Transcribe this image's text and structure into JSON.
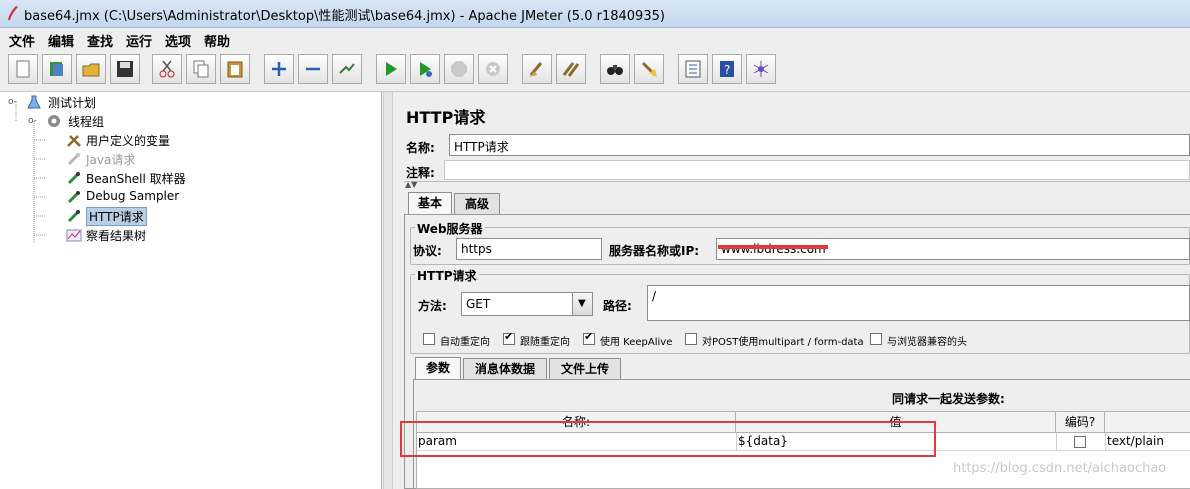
{
  "window": {
    "title": "base64.jmx (C:\\Users\\Administrator\\Desktop\\性能测试\\base64.jmx) - Apache JMeter (5.0 r1840935)"
  },
  "menu": [
    "文件",
    "编辑",
    "查找",
    "运行",
    "选项",
    "帮助"
  ],
  "toolbar": {
    "icons": [
      "new-icon",
      "templates-icon",
      "open-icon",
      "save-icon",
      "cut-icon",
      "copy-icon",
      "paste-icon",
      "expand-icon",
      "collapse-icon",
      "toggle-icon",
      "start-icon",
      "start-no-pause-icon",
      "stop-icon",
      "shutdown-icon",
      "clear-icon",
      "clear-all-icon",
      "search-icon",
      "reset-search-icon",
      "function-helper-icon",
      "help-icon",
      "remote-icon"
    ]
  },
  "tree": {
    "items": [
      {
        "label": "测试计划",
        "icon": "test-plan-icon",
        "disabled": false
      },
      {
        "label": "线程组",
        "icon": "thread-group-icon",
        "disabled": false
      },
      {
        "label": "用户定义的变量",
        "icon": "config-icon",
        "disabled": false
      },
      {
        "label": "Java请求",
        "icon": "sampler-icon",
        "disabled": true
      },
      {
        "label": "BeanShell 取样器",
        "icon": "sampler-icon",
        "disabled": false
      },
      {
        "label": "Debug Sampler",
        "icon": "sampler-icon",
        "disabled": false
      },
      {
        "label": "HTTP请求",
        "icon": "sampler-icon",
        "disabled": false,
        "selected": true
      },
      {
        "label": "察看结果树",
        "icon": "listener-icon",
        "disabled": false
      }
    ]
  },
  "http_request": {
    "title": "HTTP请求",
    "name_label": "名称:",
    "name_value": "HTTP请求",
    "comment_label": "注释:",
    "comment_value": "",
    "tabs": [
      "基本",
      "高级"
    ],
    "web_server": {
      "group_label": "Web服务器",
      "protocol_label": "协议:",
      "protocol_value": "https",
      "server_label": "服务器名称或IP:",
      "server_value": "www.lbdress.com"
    },
    "http_group_label": "HTTP请求",
    "method_label": "方法:",
    "method_value": "GET",
    "path_label": "路径:",
    "path_value": "/",
    "checkboxes": [
      {
        "label": "自动重定向",
        "checked": false
      },
      {
        "label": "跟随重定向",
        "checked": true
      },
      {
        "label": "使用 KeepAlive",
        "checked": true
      },
      {
        "label": "对POST使用multipart / form-data",
        "checked": false
      },
      {
        "label": "与浏览器兼容的头",
        "checked": false
      }
    ],
    "sub_tabs": [
      "参数",
      "消息体数据",
      "文件上传"
    ],
    "params_title": "同请求一起发送参数:",
    "table": {
      "headers": [
        "名称:",
        "值",
        "编码?",
        ""
      ],
      "rows": [
        {
          "name": "param",
          "value": "${data}",
          "encode": false,
          "content_type": "text/plain"
        }
      ]
    }
  },
  "watermark": "https://blog.csdn.net/aichaochao",
  "colors": {
    "highlight_red": "#e03a3a",
    "selection": "#b8cfe5"
  }
}
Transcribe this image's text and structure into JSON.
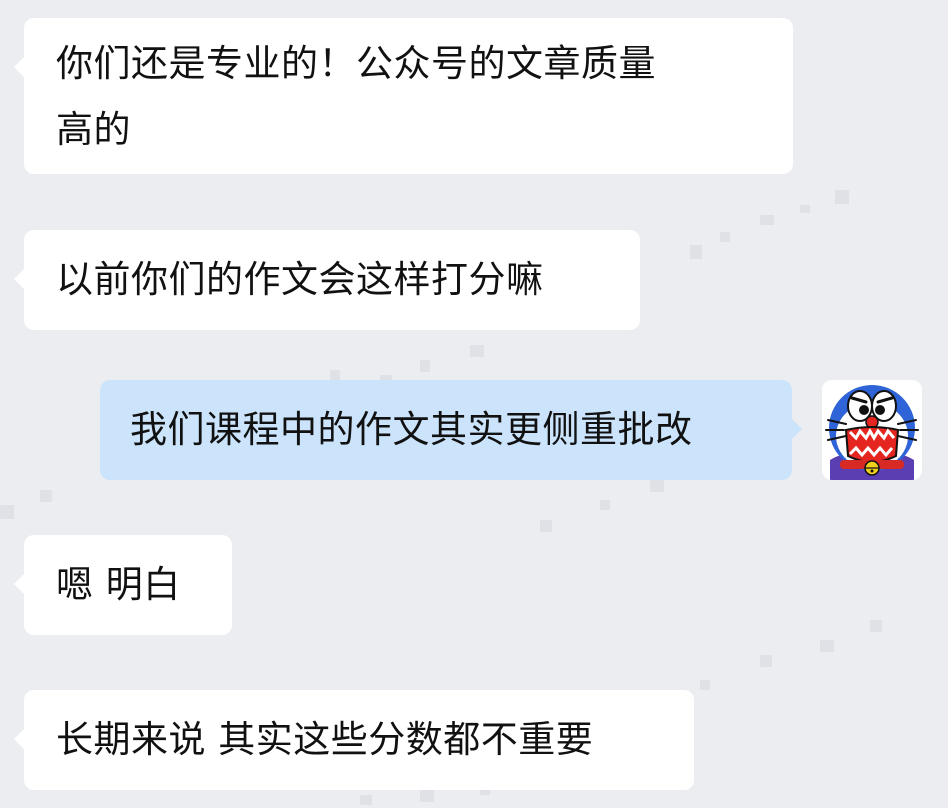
{
  "messages": [
    {
      "side": "left",
      "text": "你们还是专业的！公众号的文章质量\n高的"
    },
    {
      "side": "left",
      "text": "以前你们的作文会这样打分嘛"
    },
    {
      "side": "right",
      "text": "我们课程中的作文其实更侧重批改"
    },
    {
      "side": "left",
      "text": "嗯 明白"
    },
    {
      "side": "left",
      "text": "长期来说 其实这些分数都不重要"
    }
  ],
  "avatar_icon": "doraemon-avatar-icon",
  "colors": {
    "background": "#ebedf1",
    "incoming_bubble": "#ffffff",
    "outgoing_bubble": "#cbe4fb",
    "text": "#111111"
  }
}
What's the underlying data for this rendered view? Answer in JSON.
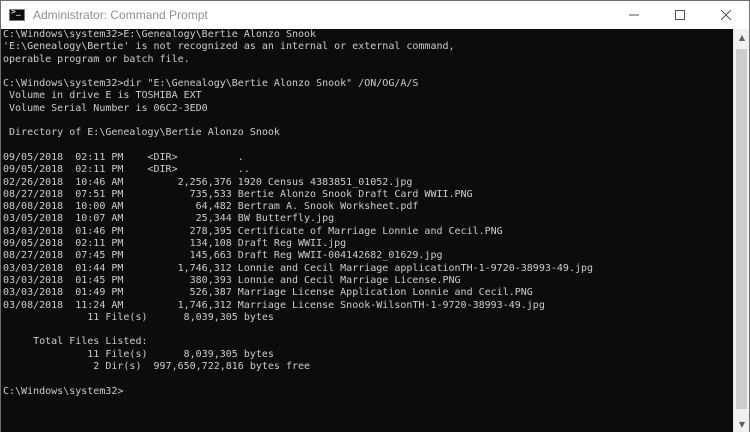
{
  "window": {
    "title": "Administrator: Command Prompt",
    "app_icon": "cmd-icon",
    "prompt_glyph": ">_",
    "controls": {
      "minimize": "minimize-icon",
      "maximize": "maximize-icon",
      "close": "close-icon"
    }
  },
  "console": {
    "lines": [
      "C:\\Windows\\system32>E:\\Genealogy\\Bertie Alonzo Snook",
      "'E:\\Genealogy\\Bertie' is not recognized as an internal or external command,",
      "operable program or batch file.",
      "",
      "C:\\Windows\\system32>dir \"E:\\Genealogy\\Bertie Alonzo Snook\" /ON/OG/A/S",
      " Volume in drive E is TOSHIBA EXT",
      " Volume Serial Number is 06C2-3ED0",
      "",
      " Directory of E:\\Genealogy\\Bertie Alonzo Snook",
      "",
      "09/05/2018  02:11 PM    <DIR>          .",
      "09/05/2018  02:11 PM    <DIR>          ..",
      "02/26/2018  10:46 AM         2,256,376 1920 Census 4383851_01052.jpg",
      "08/27/2018  07:51 PM           735,533 Bertie Alonzo Snook Draft Card WWII.PNG",
      "08/08/2018  10:00 AM            64,482 Bertram A. Snook Worksheet.pdf",
      "03/05/2018  10:07 AM            25,344 BW Butterfly.jpg",
      "03/03/2018  01:46 PM           278,395 Certificate of Marriage Lonnie and Cecil.PNG",
      "09/05/2018  02:11 PM           134,108 Draft Reg WWII.jpg",
      "08/27/2018  07:45 PM           145,663 Draft Reg WWII-004142682_01629.jpg",
      "03/03/2018  01:44 PM         1,746,312 Lonnie and Cecil Marriage applicationTH-1-9720-38993-49.jpg",
      "03/03/2018  01:45 PM           380,393 Lonnie and Cecil Marriage License.PNG",
      "03/03/2018  01:49 PM           526,387 Marriage License Application Lonnie and Cecil.PNG",
      "03/08/2018  11:24 AM         1,746,312 Marriage License Snook-WilsonTH-1-9720-38993-49.jpg",
      "              11 File(s)      8,039,305 bytes",
      "",
      "     Total Files Listed:",
      "              11 File(s)      8,039,305 bytes",
      "               2 Dir(s)  997,650,722,816 bytes free",
      "",
      "C:\\Windows\\system32>"
    ]
  },
  "scrollbar": {
    "up_arrow": "▲",
    "down_arrow": "▼",
    "up_icon": "scroll-up-icon",
    "down_icon": "scroll-down-icon"
  },
  "colors": {
    "console_bg": "#0c0c0c",
    "console_text": "#cccccc",
    "titlebar_bg": "#ffffff",
    "title_text": "#909090"
  }
}
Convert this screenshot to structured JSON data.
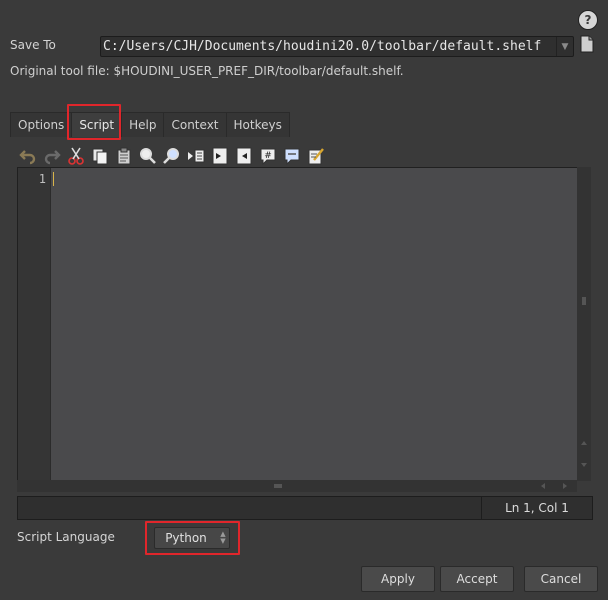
{
  "header": {
    "help_icon": "help-icon",
    "help_glyph": "?",
    "save_to_label": "Save To",
    "save_to_path": "C:/Users/CJH/Documents/houdini20.0/toolbar/default.shelf",
    "original_tool_file": "Original tool file: $HOUDINI_USER_PREF_DIR/toolbar/default.shelf."
  },
  "tabs": [
    {
      "label": "Options"
    },
    {
      "label": "Script"
    },
    {
      "label": "Help"
    },
    {
      "label": "Context"
    },
    {
      "label": "Hotkeys"
    }
  ],
  "active_tab": "Script",
  "toolbar_icons": [
    "undo-icon",
    "redo-icon",
    "cut-icon",
    "copy-icon",
    "paste-icon",
    "find-icon",
    "replace-icon",
    "indent-icon",
    "script-in-icon",
    "script-out-icon",
    "comment-icon",
    "uncomment-icon",
    "edit-icon"
  ],
  "editor": {
    "line_numbers": [
      "1"
    ],
    "content": ""
  },
  "status": {
    "position": "Ln 1, Col 1"
  },
  "script_language": {
    "label": "Script Language",
    "value": "Python"
  },
  "buttons": {
    "apply": "Apply",
    "accept": "Accept",
    "cancel": "Cancel"
  },
  "colors": {
    "highlight": "#e0262b",
    "caret": "#d8b44a"
  }
}
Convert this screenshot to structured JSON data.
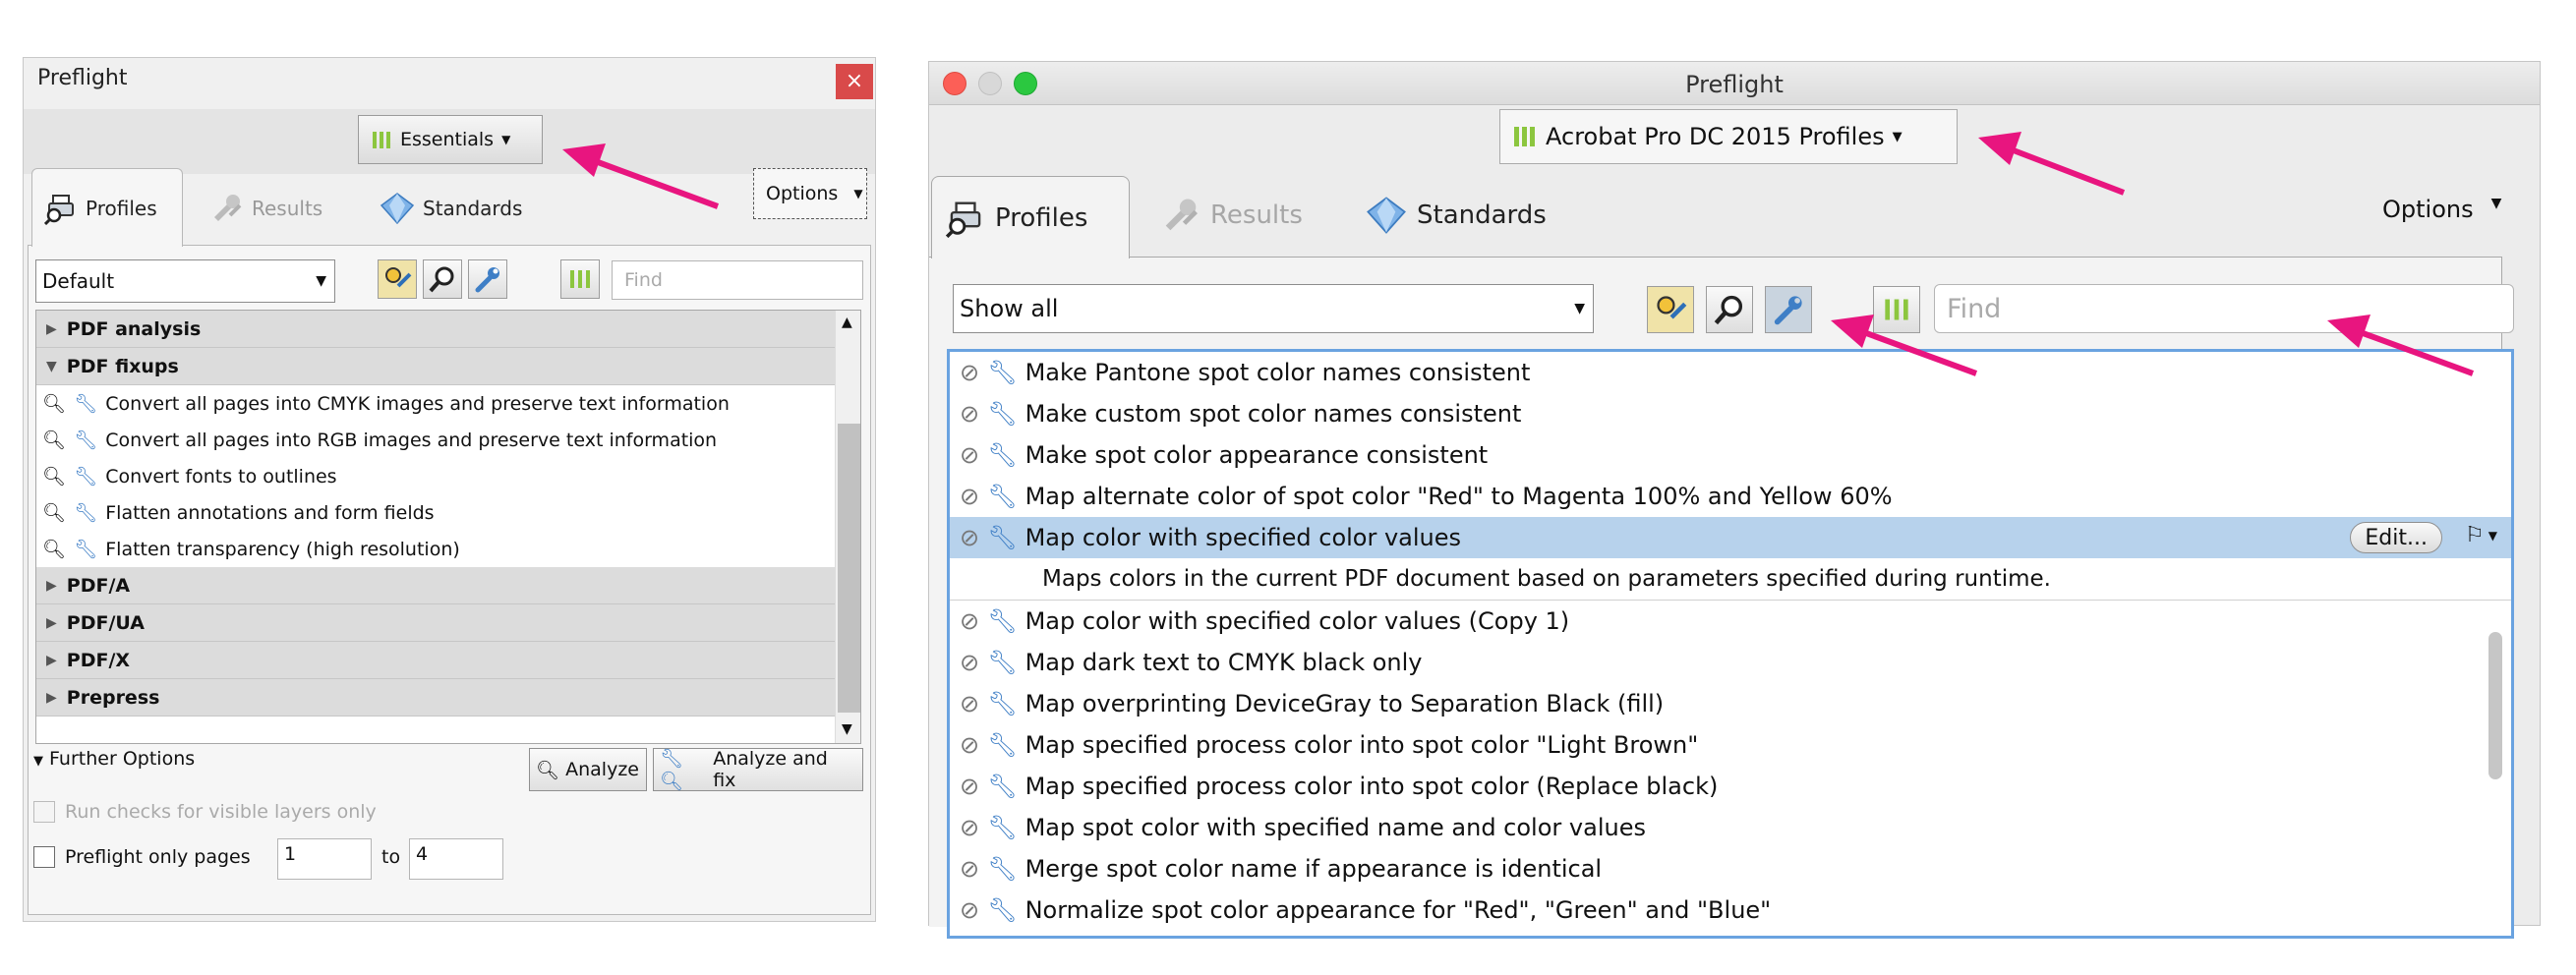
{
  "left_window": {
    "title": "Preflight",
    "close_glyph": "×",
    "profile_library_button": "Essentials",
    "options_button": "Options",
    "tabs": [
      {
        "label": "Profiles",
        "icon": "printer-magnifier-icon",
        "state": "active"
      },
      {
        "label": "Results",
        "icon": "results-wrench-icon",
        "state": "disabled"
      },
      {
        "label": "Standards",
        "icon": "diamond-icon",
        "state": "normal"
      }
    ],
    "filter_dropdown_value": "Default",
    "find_placeholder": "Find",
    "groups_before": [
      {
        "label": "PDF analysis",
        "expanded": false
      },
      {
        "label": "PDF fixups",
        "expanded": true
      }
    ],
    "fixup_items": [
      "Convert all pages into CMYK images and preserve text information",
      "Convert all pages into RGB images and preserve text information",
      "Convert fonts to outlines",
      "Flatten annotations and form fields",
      "Flatten transparency (high resolution)"
    ],
    "groups_after": [
      {
        "label": "PDF/A",
        "expanded": false
      },
      {
        "label": "PDF/UA",
        "expanded": false
      },
      {
        "label": "PDF/X",
        "expanded": false
      },
      {
        "label": "Prepress",
        "expanded": false
      }
    ],
    "further_options": "Further Options",
    "analyze_button": "Analyze",
    "analyze_fix_button": "Analyze and fix",
    "visible_layers_label": "Run checks for visible layers only",
    "pages_label": "Preflight only pages",
    "page_from": "1",
    "page_to": "4",
    "to_label": "to"
  },
  "right_window": {
    "title": "Preflight",
    "profile_library_button": "Acrobat Pro DC 2015 Profiles",
    "options_button": "Options",
    "tabs": [
      {
        "label": "Profiles",
        "icon": "printer-magnifier-icon",
        "state": "active"
      },
      {
        "label": "Results",
        "icon": "results-wrench-icon",
        "state": "disabled"
      },
      {
        "label": "Standards",
        "icon": "diamond-icon",
        "state": "normal"
      }
    ],
    "filter_dropdown_value": "Show all",
    "find_placeholder": "Find",
    "items": [
      "Make Pantone spot color names consistent",
      "Make custom spot color names consistent",
      "Make spot color appearance consistent",
      "Map alternate color of spot color \"Red\" to Magenta 100% and Yellow 60%",
      "Map color with specified color values",
      "Map color with specified color values (Copy 1)",
      "Map dark text to CMYK black only",
      "Map overprinting DeviceGray to Separation Black (fill)",
      "Map specified process color into spot color \"Light Brown\"",
      "Map specified process color into spot color (Replace black)",
      "Map spot color with specified name and color values",
      "Merge spot color name if appearance is identical",
      "Normalize spot color appearance for \"Red\", \"Green\" and \"Blue\""
    ],
    "selected_description": "Maps colors in the current PDF document based on parameters specified during runtime.",
    "edit_button": "Edit..."
  },
  "accent_colors": {
    "arrow": "#e8157f",
    "selection": "#b7d2ec",
    "library_icon": "#8cc63f"
  }
}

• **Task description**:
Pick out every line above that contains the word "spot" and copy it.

• **Result of the exercise**:
      "Make Pantone spot color names consistent",
      "Make custom spot color names consistent",
      "Make spot color appearance consistent",
      "Map alternate color of spot color \"Red\" to Magenta 100% and Yellow 60%",
      "Map specified process color into spot color \"Light Brown\"",
      "Map specified process color into spot color (Replace black)",
      "Map spot color with specified name and color values",
      "Merge spot color name if appearance is identical",
      "Normalize spot color appearance for \"Red\", \"Green\" and \"Blue\""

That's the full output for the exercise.